In the prologue to the book, Malala says that she comes from “a country created at midnight.” What she means is that, when the British realized that their continued colonization of the rest of the world was not sustainable, they decided to reestablish local control, giving up power at midnight on August 15, 1947.

When the British ceded power, they shortsightedly determined to create two different countries based on faith – India for Hindus and Pakistan for Muslims – irrespective of the geographic reality that people of both religions lived all over the region. This led to the mass migration across the new borders that Malala describes in the book.220px-Jinnah1945c

Mohammed Ali Jinnah became the first leader of the newly created Pakistani state. His legacy in Pakistan is similar to George Washington’s in the United States, and he continues to be popular through today.

The period after Jinnah’s death was marked by instability as the country wavered back and forth between Islamic-based sharia rule and secularism. For parts of the 1980s and 1990s, Benazir Bhutto was Prime Minister of the country (and was the first female leader of a Muslim country) and worked towards making Pakistan a more liberal democracy.

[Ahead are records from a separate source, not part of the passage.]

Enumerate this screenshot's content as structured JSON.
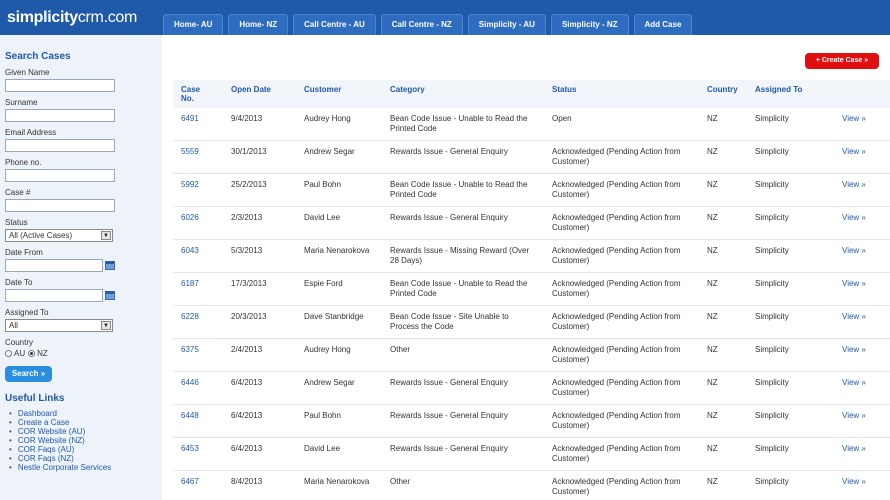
{
  "app": {
    "logo_bold": "simplicity",
    "logo_rest": "crm.com"
  },
  "tabs": [
    "Home- AU",
    "Home- NZ",
    "Call Centre - AU",
    "Call Centre - NZ",
    "Simplicity - AU",
    "Simplicity - NZ",
    "Add Case"
  ],
  "sidebar": {
    "title": "Search Cases",
    "fields": {
      "given_name": "Given Name",
      "surname": "Surname",
      "email": "Email Address",
      "phone": "Phone no.",
      "case_no": "Case #",
      "status": "Status",
      "status_value": "All (Active Cases)",
      "date_from": "Date From",
      "date_to": "Date To",
      "assigned_to": "Assigned To",
      "assigned_value": "All",
      "country": "Country",
      "country_au": "AU",
      "country_nz": "NZ"
    },
    "search_button": "Search »",
    "links_title": "Useful Links",
    "links": [
      "Dashboard",
      "Create a Case",
      "COR Website (AU)",
      "COR Website (NZ)",
      "COR Faqs (AU)",
      "COR Faqs (NZ)",
      "Nestle Corporate Services"
    ]
  },
  "main": {
    "create_button": "+ Create Case »",
    "columns": [
      "Case No.",
      "Open Date",
      "Customer",
      "Category",
      "Status",
      "Country",
      "Assigned To"
    ],
    "rows": [
      {
        "case": "6491",
        "date": "9/4/2013",
        "customer": "Audrey Hong",
        "category": "Bean Code Issue - Unable to Read the Printed Code",
        "status": "Open",
        "country": "NZ",
        "assigned": "Simplicity",
        "view": "View »"
      },
      {
        "case": "5559",
        "date": "30/1/2013",
        "customer": "Andrew Segar",
        "category": "Rewards Issue - General Enquiry",
        "status": "Acknowledged (Pending Action from Customer)",
        "country": "NZ",
        "assigned": "Simplicity",
        "view": "View »"
      },
      {
        "case": "5992",
        "date": "25/2/2013",
        "customer": "Paul Bohn",
        "category": "Bean Code Issue - Unable to Read the Printed Code",
        "status": "Acknowledged (Pending Action from Customer)",
        "country": "NZ",
        "assigned": "Simplicity",
        "view": "View »"
      },
      {
        "case": "6026",
        "date": "2/3/2013",
        "customer": "David Lee",
        "category": "Rewards Issue - General Enquiry",
        "status": "Acknowledged (Pending Action from Customer)",
        "country": "NZ",
        "assigned": "Simplicity",
        "view": "View »"
      },
      {
        "case": "6043",
        "date": "5/3/2013",
        "customer": "Maria Nenarokova",
        "category": "Rewards Issue - Missing Reward (Over 28 Days)",
        "status": "Acknowledged (Pending Action from Customer)",
        "country": "NZ",
        "assigned": "Simplicity",
        "view": "View »"
      },
      {
        "case": "6187",
        "date": "17/3/2013",
        "customer": "Espie Ford",
        "category": "Bean Code Issue - Unable to Read the Printed Code",
        "status": "Acknowledged (Pending Action from Customer)",
        "country": "NZ",
        "assigned": "Simplicity",
        "view": "View »"
      },
      {
        "case": "6228",
        "date": "20/3/2013",
        "customer": "Dave Stanbridge",
        "category": "Bean Code Issue - Site Unable to Process the Code",
        "status": "Acknowledged (Pending Action from Customer)",
        "country": "NZ",
        "assigned": "Simplicity",
        "view": "View »"
      },
      {
        "case": "6375",
        "date": "2/4/2013",
        "customer": "Audrey Hong",
        "category": "Other",
        "status": "Acknowledged (Pending Action from Customer)",
        "country": "NZ",
        "assigned": "Simplicity",
        "view": "View »"
      },
      {
        "case": "6446",
        "date": "6/4/2013",
        "customer": "Andrew Segar",
        "category": "Rewards Issue - General Enquiry",
        "status": "Acknowledged (Pending Action from Customer)",
        "country": "NZ",
        "assigned": "Simplicity",
        "view": "View »"
      },
      {
        "case": "6448",
        "date": "6/4/2013",
        "customer": "Paul Bohn",
        "category": "Rewards Issue - General Enquiry",
        "status": "Acknowledged (Pending Action from Customer)",
        "country": "NZ",
        "assigned": "Simplicity",
        "view": "View »"
      },
      {
        "case": "6453",
        "date": "6/4/2013",
        "customer": "David Lee",
        "category": "Rewards Issue - General Enquiry",
        "status": "Acknowledged (Pending Action from Customer)",
        "country": "NZ",
        "assigned": "Simplicity",
        "view": "View »"
      },
      {
        "case": "6467",
        "date": "8/4/2013",
        "customer": "Maria Nenarokova",
        "category": "Other",
        "status": "Acknowledged (Pending Action from Customer)",
        "country": "NZ",
        "assigned": "Simplicity",
        "view": "View »"
      }
    ]
  },
  "colors": {
    "brand_blue": "#1f5aa8",
    "create_red": "#e01010",
    "search_blue": "#2a8ee0"
  }
}
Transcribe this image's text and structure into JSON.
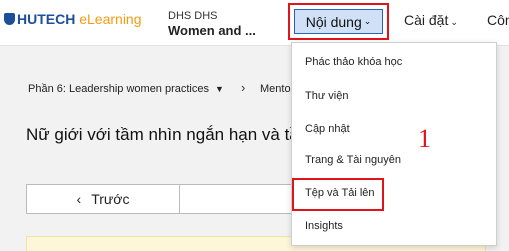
{
  "header": {
    "logo_brand": "HUTECH",
    "logo_suffix": " eLearning",
    "course_org": "DHS DHS",
    "course_title": "Women and ...",
    "nav": {
      "content_label": "Nội dung",
      "settings_label": "Cài đặt",
      "more_label": "Côn"
    }
  },
  "breadcrumb": {
    "section": "Phần 6: Leadership women practices",
    "separator": "›",
    "next": "Mento"
  },
  "unit_title": "Nữ giới với tầm nhìn ngắn hạn và tầ",
  "navigation": {
    "prev_label": "Trước",
    "prev_icon": "‹"
  },
  "dropdown": {
    "items": [
      "Phác thảo khóa học",
      "Thư viện",
      "Cập nhật",
      "Trang & Tài nguyên",
      "Tệp và Tải lên",
      "Insights"
    ]
  },
  "annotation": "1",
  "colors": {
    "highlight_red": "#e0151c",
    "active_bg": "#cfe0f7",
    "brand_blue": "#1b4f9c",
    "brand_orange": "#f39c12"
  }
}
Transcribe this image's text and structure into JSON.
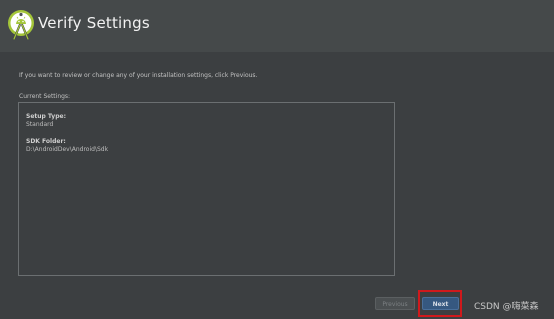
{
  "header": {
    "title": "Verify Settings",
    "logo_icon": "android-studio-icon",
    "accent_color": "#a4c639"
  },
  "main": {
    "intro_text": "If you want to review or change any of your installation settings, click Previous.",
    "section_label": "Current Settings:",
    "settings": [
      {
        "label": "Setup Type:",
        "value": "Standard"
      },
      {
        "label": "SDK Folder:",
        "value": "D:\\AndroidDev\\Android\\Sdk"
      }
    ]
  },
  "footer": {
    "previous_label": "Previous",
    "next_label": "Next",
    "highlight_color": "#d0191c"
  },
  "watermark": "CSDN @嗨菜森"
}
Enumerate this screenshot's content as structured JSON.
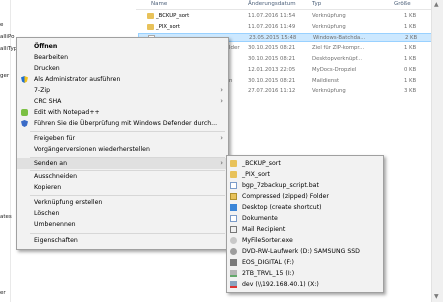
{
  "explorer": {
    "left_fragments": [
      "e",
      "alliPo",
      "alliTyp",
      "ger",
      "ates",
      "er"
    ],
    "columns": {
      "name": "Name",
      "date": "Änderungsdatum",
      "type": "Typ",
      "size": "Größe"
    },
    "files": [
      {
        "name": "_BCKUP_sort",
        "date": "11.07.2016 11:54",
        "type": "Verknüpfung",
        "size": "1 KB",
        "icon": "folder-shortcut-icon",
        "selected": false
      },
      {
        "name": "_PIX_sort",
        "date": "11.07.2016 11:49",
        "type": "Verknüpfung",
        "size": "1 KB",
        "icon": "folder-shortcut-icon",
        "selected": false
      },
      {
        "name": "",
        "date": "23.05.2015 15:48",
        "type": "Windows-Batchda...",
        "size": "2 KB",
        "icon": "batch-file-icon",
        "selected": true
      },
      {
        "name": "",
        "date": "30.10.2015 08:21",
        "type": "Ziel für ZIP-kompr...",
        "size": "1 KB",
        "icon": "",
        "selected": false
      },
      {
        "name": "",
        "date": "30.10.2015 08:21",
        "type": "Desktopverknüpf...",
        "size": "1 KB",
        "icon": "",
        "selected": false
      },
      {
        "name": "",
        "date": "12.01.2013 22:05",
        "type": "MyDocs-Dropziel",
        "size": "0 KB",
        "icon": "",
        "selected": false
      },
      {
        "name": "",
        "date": "30.10.2015 08:21",
        "type": "Maildienst",
        "size": "1 KB",
        "icon": "",
        "selected": false
      },
      {
        "name": "",
        "date": "27.07.2016 11:12",
        "type": "Verknüpfung",
        "size": "3 KB",
        "icon": "",
        "selected": false
      }
    ],
    "partial_words": [
      "lder",
      "n"
    ]
  },
  "context_menu": {
    "items": [
      {
        "label": "Öffnen",
        "bold": true,
        "icon": "",
        "arrow": false
      },
      {
        "label": "Bearbeiten",
        "bold": false,
        "icon": "",
        "arrow": false
      },
      {
        "label": "Drucken",
        "bold": false,
        "icon": "",
        "arrow": false
      },
      {
        "label": "Als Administrator ausführen",
        "bold": false,
        "icon": "uac-shield-icon",
        "arrow": false
      },
      {
        "label": "7-Zip",
        "bold": false,
        "icon": "",
        "arrow": true
      },
      {
        "label": "CRC SHA",
        "bold": false,
        "icon": "",
        "arrow": true
      },
      {
        "label": "Edit with Notepad++",
        "bold": false,
        "icon": "notepad-plus-plus-icon",
        "arrow": false
      },
      {
        "label": "Führen Sie die Überprüfung mit Windows Defender durch...",
        "bold": false,
        "icon": "windows-defender-icon",
        "arrow": false
      },
      {
        "label": "Freigeben für",
        "bold": false,
        "icon": "",
        "arrow": true
      },
      {
        "label": "Vorgängerversionen wiederherstellen",
        "bold": false,
        "icon": "",
        "arrow": false
      },
      {
        "label": "Senden an",
        "bold": false,
        "icon": "",
        "arrow": true
      },
      {
        "label": "Ausschneiden",
        "bold": false,
        "icon": "",
        "arrow": false
      },
      {
        "label": "Kopieren",
        "bold": false,
        "icon": "",
        "arrow": false
      },
      {
        "label": "Verknüpfung erstellen",
        "bold": false,
        "icon": "",
        "arrow": false
      },
      {
        "label": "Löschen",
        "bold": false,
        "icon": "",
        "arrow": false
      },
      {
        "label": "Umbenennen",
        "bold": false,
        "icon": "",
        "arrow": false
      },
      {
        "label": "Eigenschaften",
        "bold": false,
        "icon": "",
        "arrow": false
      }
    ]
  },
  "send_to_menu": {
    "items": [
      {
        "label": "_BCKUP_sort",
        "icon": "folder-icon"
      },
      {
        "label": "_PIX_sort",
        "icon": "folder-icon"
      },
      {
        "label": "bgp_7zbackup_script.bat",
        "icon": "batch-file-icon"
      },
      {
        "label": "Compressed (zipped) Folder",
        "icon": "zip-folder-icon"
      },
      {
        "label": "Desktop (create shortcut)",
        "icon": "desktop-icon"
      },
      {
        "label": "Dokumente",
        "icon": "documents-icon"
      },
      {
        "label": "Mail Recipient",
        "icon": "mail-icon"
      },
      {
        "label": "MyFileSorter.exe",
        "icon": "app-icon"
      },
      {
        "label": "DVD-RW-Laufwerk (D:) SAMSUNG SSD",
        "icon": "dvd-drive-icon"
      },
      {
        "label": "EOS_DIGITAL (F:)",
        "icon": "usb-drive-icon"
      },
      {
        "label": "2TB_TRVL_15 (I:)",
        "icon": "hard-drive-icon"
      },
      {
        "label": "dev (\\\\192.168.40.1) (X:)",
        "icon": "network-drive-icon"
      }
    ]
  }
}
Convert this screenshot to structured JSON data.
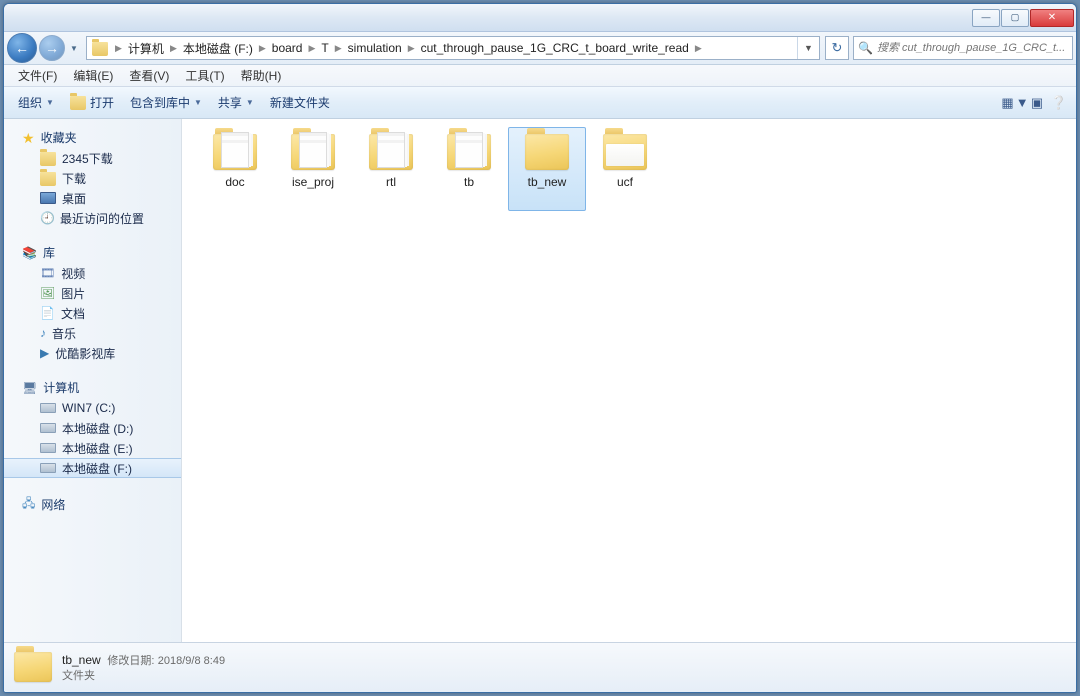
{
  "titlebar": {
    "min": "—",
    "max": "▢",
    "close": "✕"
  },
  "nav": {
    "back": "←",
    "fwd": "→",
    "drop": "▼",
    "refresh": "↻"
  },
  "breadcrumb": [
    "计算机",
    "本地磁盘 (F:)",
    "board",
    "T",
    "simulation",
    "cut_through_pause_1G_CRC_t_board_write_read"
  ],
  "search": {
    "placeholder": "搜索 cut_through_pause_1G_CRC_t..."
  },
  "menu": [
    "文件(F)",
    "编辑(E)",
    "查看(V)",
    "工具(T)",
    "帮助(H)"
  ],
  "toolbar": {
    "organize": "组织",
    "open": "打开",
    "include": "包含到库中",
    "share": "共享",
    "newfolder": "新建文件夹"
  },
  "sidebar": {
    "favorites": {
      "label": "收藏夹",
      "items": [
        "2345下载",
        "下载",
        "桌面",
        "最近访问的位置"
      ]
    },
    "libraries": {
      "label": "库",
      "items": [
        "视频",
        "图片",
        "文档",
        "音乐",
        "优酷影视库"
      ]
    },
    "computer": {
      "label": "计算机",
      "items": [
        "WIN7 (C:)",
        "本地磁盘 (D:)",
        "本地磁盘 (E:)",
        "本地磁盘 (F:)"
      ],
      "selectedIndex": 3
    },
    "network": {
      "label": "网络"
    }
  },
  "files": {
    "items": [
      {
        "name": "doc",
        "type": "docs"
      },
      {
        "name": "ise_proj",
        "type": "docs"
      },
      {
        "name": "rtl",
        "type": "docs"
      },
      {
        "name": "tb",
        "type": "docs"
      },
      {
        "name": "tb_new",
        "type": "folder",
        "selected": true
      },
      {
        "name": "ucf",
        "type": "open"
      }
    ]
  },
  "status": {
    "name": "tb_new",
    "date_label": "修改日期:",
    "date": "2018/9/8 8:49",
    "kind": "文件夹"
  }
}
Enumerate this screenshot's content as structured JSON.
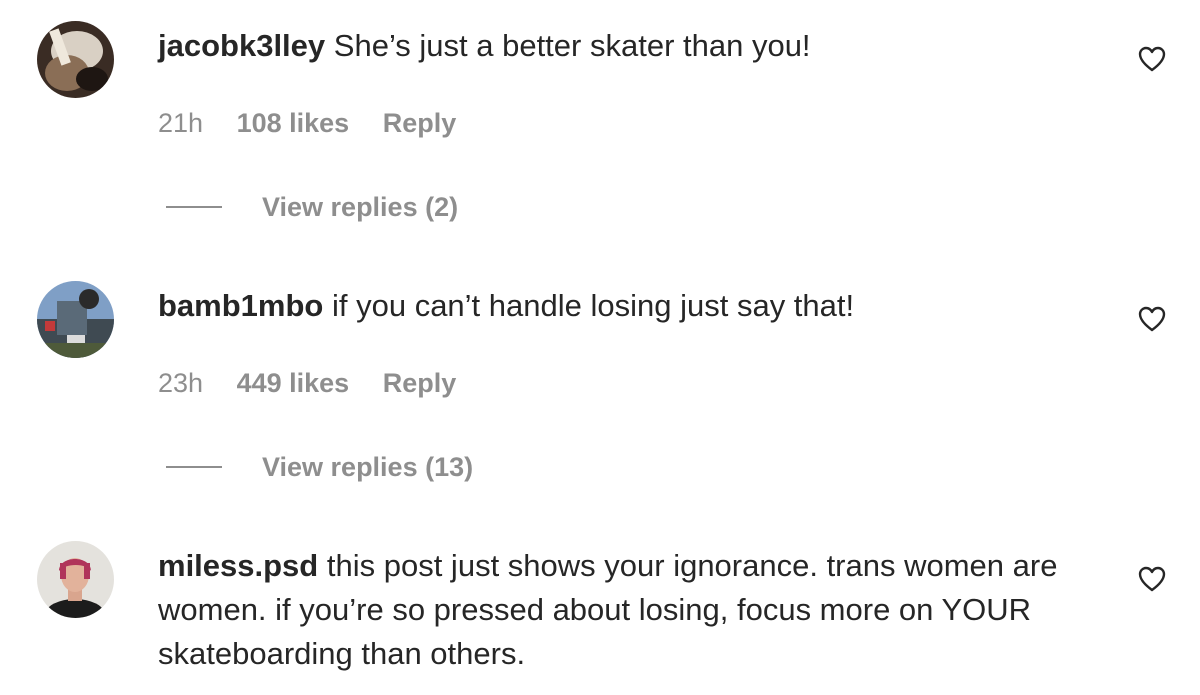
{
  "comments": [
    {
      "username": "jacobk3lley",
      "text": "She’s just a better skater than you!",
      "time": "21h",
      "likes": "108 likes",
      "reply": "Reply",
      "view_replies": "View replies (2)"
    },
    {
      "username": "bamb1mbo",
      "text": "if you can’t handle losing just say that!",
      "time": "23h",
      "likes": "449 likes",
      "reply": "Reply",
      "view_replies": "View replies (13)"
    },
    {
      "username": "miless.psd",
      "text": "this post just shows your ignorance. trans women are women. if you’re so pressed about losing, focus more on YOUR skateboarding than others."
    }
  ],
  "colors": {
    "primary_text": "#262626",
    "secondary_text": "#8e8e8e",
    "background": "#ffffff"
  },
  "icons": {
    "like": "heart-outline-icon"
  }
}
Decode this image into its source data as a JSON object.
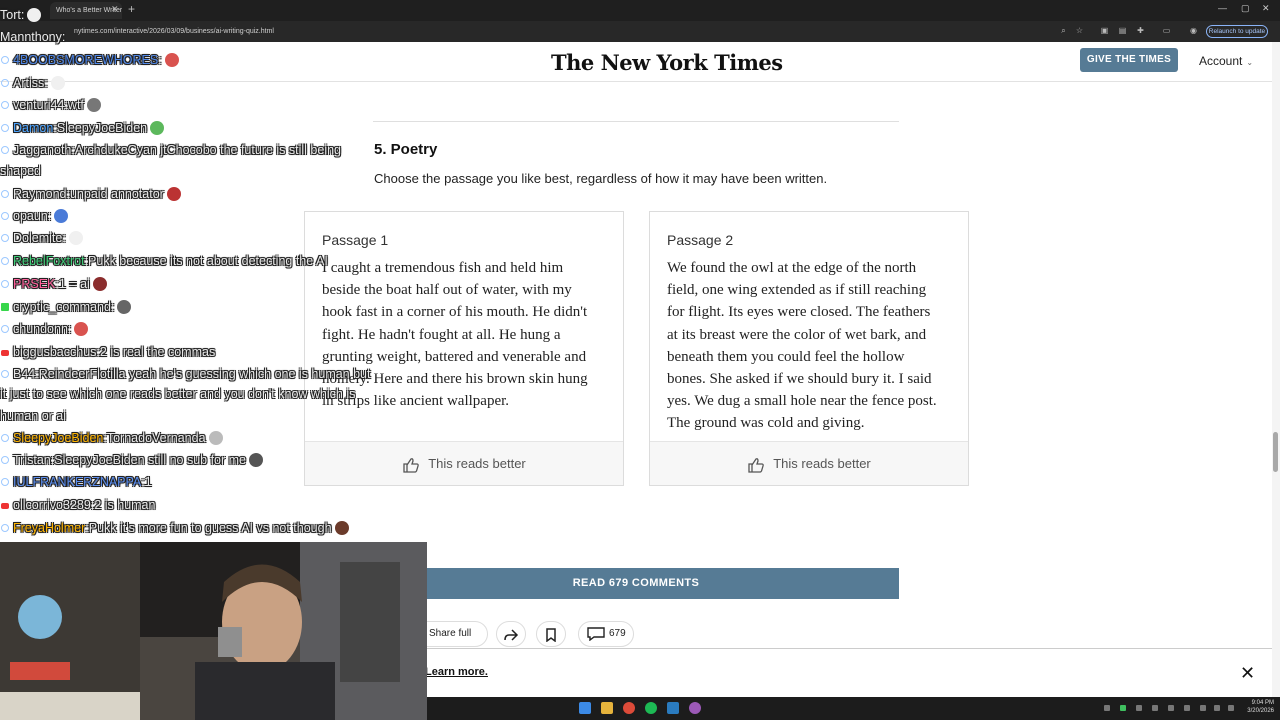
{
  "browser": {
    "tab_title": "Who's a Better Writer: A.I. or H",
    "url": "nytimes.com/interactive/2026/03/09/business/ai-writing-quiz.html",
    "update_label": "Relaunch to update"
  },
  "nyt": {
    "logo": "The New York Times",
    "give_button": "GIVE THE TIMES",
    "account": "Account"
  },
  "quiz": {
    "section_title": "5. Poetry",
    "instructions": "Choose the passage you like best, regardless of how it may have been written.",
    "passages": [
      {
        "label": "Passage 1",
        "text": "I caught a tremendous fish and held him beside the boat half out of water, with my hook fast in a corner of his mouth. He didn't fight. He hadn't fought at all. He hung a grunting weight, battered and venerable and homely. Here and there his brown skin hung in strips like ancient wallpaper.",
        "vote_label": "This reads better"
      },
      {
        "label": "Passage 2",
        "text": "We found the owl at the edge of the north field, one wing extended as if still reaching for flight. Its eyes were closed. The feathers at its breast were the color of wet bark, and beneath them you could feel the hollow bones. She asked if we should bury it. I said yes. We dug a small hole near the fence post. The ground was cold and giving.",
        "vote_label": "This reads better"
      }
    ],
    "comments_button": "READ 679 COMMENTS",
    "share_label": "Share full article",
    "comment_count": "679"
  },
  "banner": {
    "link_text": "Learn more."
  },
  "taskbar": {
    "time": "9:04 PM",
    "date": "3/20/2026"
  },
  "chat": {
    "lines": [
      {
        "user": "Tort",
        "msg": "",
        "color": "#eaeaea",
        "badge": "none",
        "emote": "#f0f0f0"
      },
      {
        "user": "Mannthony",
        "msg": "",
        "color": "#eaeaea",
        "badge": "none",
        "emote": ""
      },
      {
        "user": "4BOOBSMOREWHORES",
        "msg": "",
        "color": "#4d86e8",
        "badge": "circle",
        "emote": "#d9534f"
      },
      {
        "user": "Artiss",
        "msg": "",
        "color": "#eaeaea",
        "badge": "circle",
        "emote": "#f0f0f0"
      },
      {
        "user": "venturi44",
        "msg": "wtf",
        "color": "#eaeaea",
        "badge": "circle",
        "emote": "#777"
      },
      {
        "user": "Damon",
        "msg": "SleepyJoeBiden",
        "color": "#4aa3ff",
        "badge": "circle",
        "emote": "#5cb85c"
      },
      {
        "user": "Jagganoth",
        "msg": "ArchdukeCyan jtChocobo the future is still being",
        "color": "#eaeaea",
        "badge": "circle",
        "emote": ""
      },
      {
        "user": "Raymond",
        "msg": "unpaid annotator",
        "color": "#eaeaea",
        "badge": "circle",
        "emote": "#b33"
      },
      {
        "user": "opaun",
        "msg": "",
        "color": "#eaeaea",
        "badge": "circle",
        "emote": "#4a7bd8"
      },
      {
        "user": "Dolemite",
        "msg": "",
        "color": "#eaeaea",
        "badge": "circle",
        "emote": "#f0f0f0"
      },
      {
        "user": "RebelFoxtrot",
        "msg": "Pukk because its not about detecting the AI",
        "color": "#3fd07a",
        "badge": "circle",
        "emote": ""
      },
      {
        "user": "PRSEK",
        "msg": "1 = ai",
        "color": "#ff5e9a",
        "badge": "circle",
        "emote": "#8b2d2d"
      },
      {
        "user": "cryptic_command",
        "msg": "",
        "color": "#eaeaea",
        "badge": "green",
        "emote": "#666"
      },
      {
        "user": "chundonn",
        "msg": "",
        "color": "#eaeaea",
        "badge": "circle",
        "emote": "#d9534f"
      },
      {
        "user": "biggusbacchus",
        "msg": "2 is real the commas",
        "color": "#eaeaea",
        "badge": "red",
        "emote": ""
      },
      {
        "user": "B44",
        "msg": "ReindeerFlotilla yeah he's guessing which one is human but",
        "color": "#eaeaea",
        "badge": "circle",
        "emote": ""
      },
      {
        "user": "SleepyJoeBiden",
        "msg": "TornadoVernanda",
        "color": "#ffb400",
        "badge": "circle",
        "emote": "#bbb"
      },
      {
        "user": "Tristan",
        "msg": "SleepyJoeBiden still no sub for me",
        "color": "#eaeaea",
        "badge": "circle",
        "emote": "#555"
      },
      {
        "user": "IULFRANKERZNAPPA",
        "msg": "1",
        "color": "#5b8ef0",
        "badge": "circle",
        "emote": ""
      },
      {
        "user": "ollcorrivo3289",
        "msg": "2 is human",
        "color": "#eaeaea",
        "badge": "red",
        "emote": ""
      },
      {
        "user": "FreyaHolmer",
        "msg": "Pukk it's more fun to guess AI vs not though",
        "color": "#ffb400",
        "badge": "circle",
        "emote": "#6b3b2b"
      }
    ],
    "wrap_jagganoth": "shaped",
    "wrap_b44_1": "it just to see which one reads better and you don't know which is",
    "wrap_b44_2": "human or ai"
  }
}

Bhutto was assassinated by the Taliban in 2007.

Benazir-Bhutto

Foreign Terms:

imam: a Muslim religious leader

pulpit: a podium for delivering religious speeches (sometimes also used metaphorically to refer to someone’s position of religious authority)

Sufism: a branch of Islam concerned with mysticism

mullah: a Muslim religious leader (less official than an imam)

madrasa: a school for religious education

mujahideen: Islamic guerilla fighters

fatwa: a legal decree in Islam

Eid: a holiday in Islam marking the end of Ramadan, a period of prayer and fasting

purdah: a set of customs in which women stay within the house to avoid male non-relatives

burqa: a black garment that covers a woman’s entire body and face

Quran: the holy book of Islam, equivalent to the Bible in Christianity

caliph: a Muslim political and religious leader

haram: something forbidden by Islamic law

Mecca: the holiest religious site in Islam, located in Saudi Arabia; a place of pilgrimage for many Muslims

Other Terms:

Urdu: the national language of Pakistan; linguistically similar to Hindi

Pashto: the language of the Pashtuns, and the language most commonly spoken in Malala’s region of Pakistan

GCSEs and A levels: qualifying exams for high school graduation under the British school system

NGOs: non-governmental organizations, or groups dedicated to providing assistance and aid to developing countries

BBC: the British Broadcasting Corporation (the major public news organization in Britain)

RPGs: rocket-propelled grenades

apartheid: the system of racial segregation in South Africa that lasted from British rule in the 1800s through the 1990’s

Other:

Get inspired by reading about Malala and four other teens your age who have made a difference in our world!